12. 12. The Need for Process-Product Research Process-product research is a method of quantitative research. It differs from other forms of quantitative in that questions are more concerned with the average amount of learning or achievement accomplished by a group than with measuring, predicting or explaining individual differences in learning due to teachers behavior. Process-product research attempts to relate instructional variables to learner achievement and the curriculum planning process to improved instruction and learning. During 1960 to 1969 most of the process-product research dealt with instructional objectives. An instructional objective describes the specific teaching outcome, the behavior required to perform it and determines the means for measuring or evaluating it.

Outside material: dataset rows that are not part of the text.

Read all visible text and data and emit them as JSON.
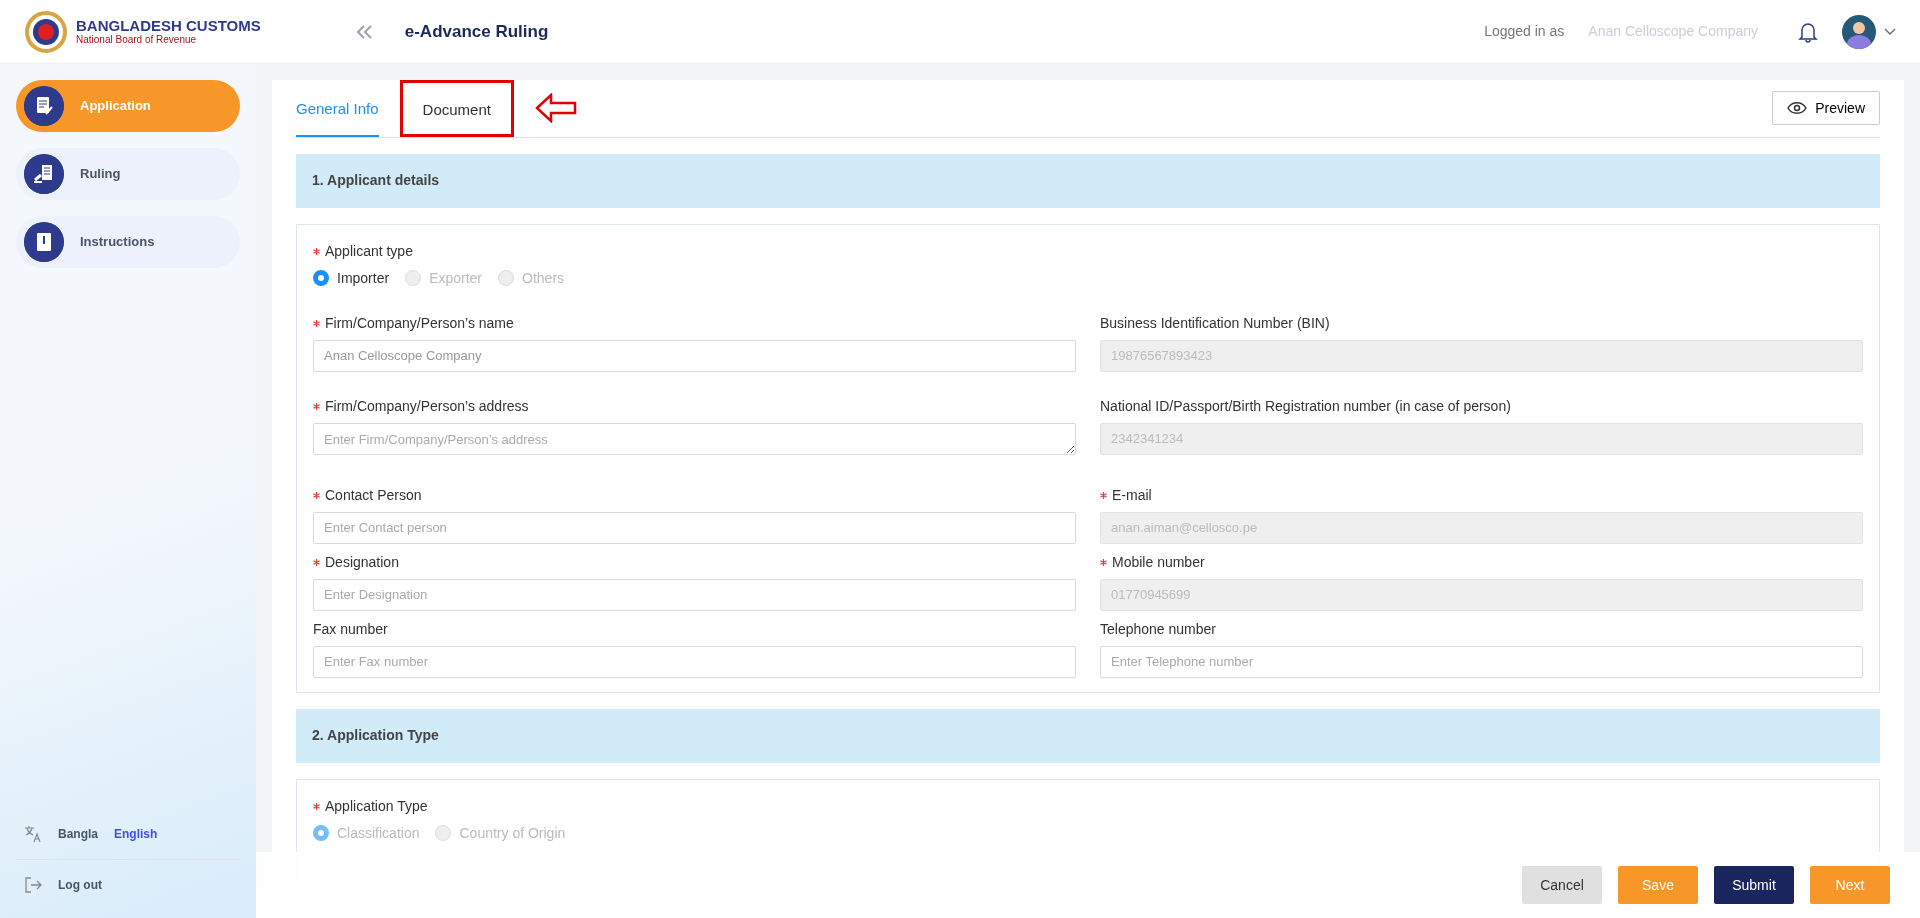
{
  "header": {
    "brand_title": "BANGLADESH CUSTOMS",
    "brand_subtitle": "National Board of Revenue",
    "page_title": "e-Advance Ruling",
    "logged_in_label": "Logged in as",
    "user_name": "Anan Celloscope Company"
  },
  "sidebar": {
    "items": [
      {
        "label": "Application",
        "selected": true
      },
      {
        "label": "Ruling",
        "selected": false
      },
      {
        "label": "Instructions",
        "selected": false
      }
    ],
    "languages": [
      {
        "label": "Bangla",
        "selected": false
      },
      {
        "label": "English",
        "selected": true
      }
    ],
    "logout": "Log out"
  },
  "tabs": [
    {
      "label": "General Info",
      "selected": true,
      "highlighted": false
    },
    {
      "label": "Document",
      "selected": false,
      "highlighted": true
    }
  ],
  "preview_button": "Preview",
  "sections": [
    {
      "title": "1. Applicant details",
      "radio_group": {
        "label": "Applicant type",
        "required": true,
        "options": [
          {
            "label": "Importer",
            "selected": true,
            "disabled": false
          },
          {
            "label": "Exporter",
            "selected": false,
            "disabled": true
          },
          {
            "label": "Others",
            "selected": false,
            "disabled": true
          }
        ]
      },
      "fields": [
        {
          "label": "Firm/Company/Person’s name",
          "required": true,
          "kind": "input",
          "value": "Anan Celloscope Company",
          "disabled": false
        },
        {
          "label": "Business Identification Number (BIN)",
          "required": false,
          "kind": "input",
          "value": "19876567893423",
          "disabled": true
        },
        {
          "label": "Firm/Company/Person’s address",
          "required": true,
          "kind": "textarea",
          "placeholder": "Enter Firm/Company/Person’s address",
          "disabled": false
        },
        {
          "label": "National ID/Passport/Birth Registration number (in case of person)",
          "required": false,
          "kind": "input",
          "value": "2342341234",
          "disabled": true
        },
        {
          "label": "Contact Person",
          "required": true,
          "kind": "input",
          "placeholder": "Enter Contact person",
          "disabled": false
        },
        {
          "label": "E-mail",
          "required": true,
          "kind": "input",
          "value": "anan.aiman@cellosco.pe",
          "disabled": true
        },
        {
          "label": "Designation",
          "required": true,
          "kind": "input",
          "placeholder": "Enter Designation",
          "disabled": false
        },
        {
          "label": "Mobile number",
          "required": true,
          "kind": "input",
          "value": "01770945699",
          "disabled": true
        },
        {
          "label": "Fax number",
          "required": false,
          "kind": "input",
          "placeholder": "Enter Fax number",
          "disabled": false
        },
        {
          "label": "Telephone number",
          "required": false,
          "kind": "input",
          "placeholder": "Enter Telephone number",
          "disabled": false
        }
      ]
    },
    {
      "title": "2. Application Type",
      "radio_group": {
        "label": "Application Type",
        "required": true,
        "options": [
          {
            "label": "Classification",
            "selected": true,
            "disabled": true
          },
          {
            "label": "Country of Origin",
            "selected": false,
            "disabled": true
          }
        ]
      }
    }
  ],
  "footer_buttons": [
    {
      "label": "Cancel",
      "kind": "secondary"
    },
    {
      "label": "Save",
      "kind": "warning"
    },
    {
      "label": "Submit",
      "kind": "primary"
    },
    {
      "label": "Next",
      "kind": "warning"
    }
  ]
}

13. 13. Problems with past process-product research According to Goodlad there were two problems with this king of research: Methodological and Theoretical- It was not always clear what established the process or treatment and also it was not recognized that the treatment had been carried out as required. (Methodological)- It was often difficult to know the importance of small manageable process-product equation within some large frame of explanation.(Theoretical)
14. 14. Problems with present process-product research1. Research into instructional effectiveness by means of input-output approach has not produced consistent results.2. There is no variable or resource which is shown to exert a powerful influence on learning because of emphasizing on generalization.3. Investigators did not look for unique personal characteristic4. Researchers assume that certain instructional variables are directly relate to student achievement.

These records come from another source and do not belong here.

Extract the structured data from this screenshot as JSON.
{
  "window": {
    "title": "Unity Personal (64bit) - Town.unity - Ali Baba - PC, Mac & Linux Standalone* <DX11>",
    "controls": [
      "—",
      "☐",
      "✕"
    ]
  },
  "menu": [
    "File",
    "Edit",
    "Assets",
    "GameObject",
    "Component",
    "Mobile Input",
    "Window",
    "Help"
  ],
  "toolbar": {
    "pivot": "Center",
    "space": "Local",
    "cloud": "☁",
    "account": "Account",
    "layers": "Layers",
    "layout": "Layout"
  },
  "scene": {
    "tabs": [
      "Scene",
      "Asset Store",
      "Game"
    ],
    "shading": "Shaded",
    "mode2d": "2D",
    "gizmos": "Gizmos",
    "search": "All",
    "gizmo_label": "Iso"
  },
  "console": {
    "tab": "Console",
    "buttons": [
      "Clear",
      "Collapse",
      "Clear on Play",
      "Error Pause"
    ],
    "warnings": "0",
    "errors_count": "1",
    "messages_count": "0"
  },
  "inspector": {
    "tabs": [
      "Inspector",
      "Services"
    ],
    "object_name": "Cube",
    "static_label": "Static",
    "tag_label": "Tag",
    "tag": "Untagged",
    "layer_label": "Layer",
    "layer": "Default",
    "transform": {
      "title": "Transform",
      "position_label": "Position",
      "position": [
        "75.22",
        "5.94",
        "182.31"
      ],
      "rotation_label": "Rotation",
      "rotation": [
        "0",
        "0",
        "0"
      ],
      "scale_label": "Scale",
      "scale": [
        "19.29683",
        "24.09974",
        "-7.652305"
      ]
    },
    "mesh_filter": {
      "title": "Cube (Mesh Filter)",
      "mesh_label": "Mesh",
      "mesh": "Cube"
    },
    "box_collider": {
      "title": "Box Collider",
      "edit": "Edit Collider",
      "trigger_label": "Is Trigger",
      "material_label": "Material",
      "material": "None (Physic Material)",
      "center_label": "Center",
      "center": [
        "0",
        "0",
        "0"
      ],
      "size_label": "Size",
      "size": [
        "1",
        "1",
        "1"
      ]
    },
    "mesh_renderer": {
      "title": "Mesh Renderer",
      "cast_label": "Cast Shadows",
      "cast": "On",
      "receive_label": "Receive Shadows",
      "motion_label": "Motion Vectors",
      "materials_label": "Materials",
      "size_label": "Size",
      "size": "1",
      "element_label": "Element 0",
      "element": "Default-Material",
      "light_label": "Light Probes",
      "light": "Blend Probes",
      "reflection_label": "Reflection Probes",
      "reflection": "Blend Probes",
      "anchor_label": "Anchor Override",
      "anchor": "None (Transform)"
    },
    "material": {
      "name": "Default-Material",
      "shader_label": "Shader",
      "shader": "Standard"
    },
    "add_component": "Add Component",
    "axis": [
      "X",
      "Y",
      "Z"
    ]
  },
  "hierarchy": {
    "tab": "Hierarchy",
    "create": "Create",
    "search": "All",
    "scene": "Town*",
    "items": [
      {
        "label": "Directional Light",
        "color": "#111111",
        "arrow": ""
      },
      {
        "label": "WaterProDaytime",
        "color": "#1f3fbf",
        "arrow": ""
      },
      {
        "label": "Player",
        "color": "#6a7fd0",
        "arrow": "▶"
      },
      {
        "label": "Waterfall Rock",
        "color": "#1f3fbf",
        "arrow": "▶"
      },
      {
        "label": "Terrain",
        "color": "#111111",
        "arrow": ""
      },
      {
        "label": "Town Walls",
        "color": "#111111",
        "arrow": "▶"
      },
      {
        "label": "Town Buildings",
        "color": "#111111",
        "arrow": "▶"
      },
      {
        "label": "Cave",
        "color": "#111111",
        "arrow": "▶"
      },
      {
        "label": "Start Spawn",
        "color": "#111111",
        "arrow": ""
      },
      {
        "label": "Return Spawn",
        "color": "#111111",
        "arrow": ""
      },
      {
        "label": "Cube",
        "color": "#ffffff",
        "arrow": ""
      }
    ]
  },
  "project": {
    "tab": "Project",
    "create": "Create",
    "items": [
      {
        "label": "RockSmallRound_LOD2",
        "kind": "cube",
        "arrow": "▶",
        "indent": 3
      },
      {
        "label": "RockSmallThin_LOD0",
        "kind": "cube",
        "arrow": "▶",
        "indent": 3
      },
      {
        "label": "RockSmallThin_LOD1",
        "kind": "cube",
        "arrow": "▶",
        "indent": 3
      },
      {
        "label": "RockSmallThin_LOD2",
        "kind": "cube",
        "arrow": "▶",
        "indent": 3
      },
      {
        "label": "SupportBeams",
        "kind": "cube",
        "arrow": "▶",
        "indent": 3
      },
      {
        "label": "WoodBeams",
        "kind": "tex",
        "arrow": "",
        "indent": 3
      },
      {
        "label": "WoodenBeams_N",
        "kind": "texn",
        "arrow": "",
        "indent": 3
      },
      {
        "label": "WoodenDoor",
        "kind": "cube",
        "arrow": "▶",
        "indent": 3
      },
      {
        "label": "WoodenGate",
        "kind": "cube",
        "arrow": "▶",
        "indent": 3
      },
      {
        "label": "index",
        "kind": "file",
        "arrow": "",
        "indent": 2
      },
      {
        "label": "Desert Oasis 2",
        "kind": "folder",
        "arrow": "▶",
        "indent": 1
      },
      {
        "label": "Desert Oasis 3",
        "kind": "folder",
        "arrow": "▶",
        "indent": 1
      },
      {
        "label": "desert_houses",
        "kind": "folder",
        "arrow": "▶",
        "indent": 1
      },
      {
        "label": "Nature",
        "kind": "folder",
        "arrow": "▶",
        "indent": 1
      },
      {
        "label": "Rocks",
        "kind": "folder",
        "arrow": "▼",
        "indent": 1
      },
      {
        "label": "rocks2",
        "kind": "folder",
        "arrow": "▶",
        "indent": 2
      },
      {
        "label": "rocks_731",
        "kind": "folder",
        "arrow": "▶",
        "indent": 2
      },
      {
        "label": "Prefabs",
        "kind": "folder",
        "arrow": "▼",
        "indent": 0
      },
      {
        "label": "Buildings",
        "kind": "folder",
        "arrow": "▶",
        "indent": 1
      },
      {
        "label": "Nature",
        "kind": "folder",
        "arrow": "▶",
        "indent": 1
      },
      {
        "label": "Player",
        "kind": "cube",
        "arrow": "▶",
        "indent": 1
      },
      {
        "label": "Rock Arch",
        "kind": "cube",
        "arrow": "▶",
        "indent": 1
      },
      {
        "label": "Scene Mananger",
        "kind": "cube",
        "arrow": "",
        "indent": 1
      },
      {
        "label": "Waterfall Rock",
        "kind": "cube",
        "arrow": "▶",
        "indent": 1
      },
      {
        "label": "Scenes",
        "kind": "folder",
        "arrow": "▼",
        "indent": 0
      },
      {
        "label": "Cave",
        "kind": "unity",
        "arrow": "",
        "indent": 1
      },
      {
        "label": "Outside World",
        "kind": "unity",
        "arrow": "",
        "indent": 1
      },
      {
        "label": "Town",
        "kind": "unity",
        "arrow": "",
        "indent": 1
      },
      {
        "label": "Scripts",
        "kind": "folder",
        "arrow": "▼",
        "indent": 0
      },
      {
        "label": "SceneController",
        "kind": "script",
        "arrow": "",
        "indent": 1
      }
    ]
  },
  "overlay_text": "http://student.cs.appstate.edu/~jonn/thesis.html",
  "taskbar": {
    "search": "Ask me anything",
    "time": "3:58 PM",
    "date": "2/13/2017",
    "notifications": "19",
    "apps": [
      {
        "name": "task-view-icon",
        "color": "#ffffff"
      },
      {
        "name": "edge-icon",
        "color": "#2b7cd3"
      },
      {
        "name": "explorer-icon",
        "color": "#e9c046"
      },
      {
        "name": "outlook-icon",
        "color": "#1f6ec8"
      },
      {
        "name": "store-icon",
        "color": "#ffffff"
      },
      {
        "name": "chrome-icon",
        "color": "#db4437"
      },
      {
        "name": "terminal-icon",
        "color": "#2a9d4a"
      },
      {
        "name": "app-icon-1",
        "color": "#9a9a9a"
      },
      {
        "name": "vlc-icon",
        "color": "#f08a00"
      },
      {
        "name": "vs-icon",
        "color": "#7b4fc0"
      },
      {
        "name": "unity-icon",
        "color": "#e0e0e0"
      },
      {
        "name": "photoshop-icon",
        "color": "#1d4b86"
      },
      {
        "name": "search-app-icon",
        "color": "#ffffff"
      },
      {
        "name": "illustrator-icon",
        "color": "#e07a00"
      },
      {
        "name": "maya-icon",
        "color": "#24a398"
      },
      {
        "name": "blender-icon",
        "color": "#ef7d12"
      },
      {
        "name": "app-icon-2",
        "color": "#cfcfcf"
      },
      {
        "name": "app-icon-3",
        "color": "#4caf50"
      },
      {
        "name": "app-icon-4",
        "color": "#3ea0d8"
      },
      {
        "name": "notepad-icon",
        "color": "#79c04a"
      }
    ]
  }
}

15. 15. Current trends in process-product research1- Making clear distinction between curriculum issues andinstructional methods used. Curriculum content must be held in orderto study instructional methods.2- Refining measurement instrument in order to measure how wellsomething is done and to assess molar instructional sequencesinstead of separate behaviors .Considering the limited range of measures that have been used toassess curriculum, it is inadvisable to connect curriculum effects inachievement with effectiveness.3- Considering untapped questions such as what makes an effectiveunit of instruction and how best to accommodate individualdifferences.
16. 16. References Ron Sun, C. Lee Giles, “Sequence Learning: From Recognition and Prediction to Sequential Decision Making” Christopher M.Clark , “Five Faces of Reseach on Teaching” Learning Domains or Blooms Taxonomy http://www.nwlink.com/~donclark/ Srivastava H.S. and J.P. Shourie (1989). Instructional Objectives of School Subjects, NCERT, New Delhi.